- [SUPPLIED RECORDS]:
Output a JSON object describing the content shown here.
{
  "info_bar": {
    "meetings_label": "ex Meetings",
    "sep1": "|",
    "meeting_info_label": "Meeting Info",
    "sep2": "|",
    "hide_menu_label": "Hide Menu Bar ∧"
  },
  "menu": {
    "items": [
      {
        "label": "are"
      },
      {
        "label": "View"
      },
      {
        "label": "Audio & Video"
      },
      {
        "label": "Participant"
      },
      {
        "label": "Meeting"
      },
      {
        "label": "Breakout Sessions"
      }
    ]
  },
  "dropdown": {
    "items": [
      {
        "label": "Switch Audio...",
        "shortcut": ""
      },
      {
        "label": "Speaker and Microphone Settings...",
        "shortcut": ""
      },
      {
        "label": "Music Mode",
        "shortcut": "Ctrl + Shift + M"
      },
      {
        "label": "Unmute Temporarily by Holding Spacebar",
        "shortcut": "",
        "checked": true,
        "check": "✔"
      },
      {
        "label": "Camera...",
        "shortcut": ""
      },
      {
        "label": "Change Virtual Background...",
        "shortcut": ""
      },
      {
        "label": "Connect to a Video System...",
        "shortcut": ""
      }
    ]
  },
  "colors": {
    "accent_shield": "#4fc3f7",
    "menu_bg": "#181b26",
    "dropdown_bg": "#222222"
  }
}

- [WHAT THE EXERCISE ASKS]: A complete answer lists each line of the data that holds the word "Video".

- [TASK ANSWER]:
        "label": "Audio & Video"
        "label": "Connect to a Video System...",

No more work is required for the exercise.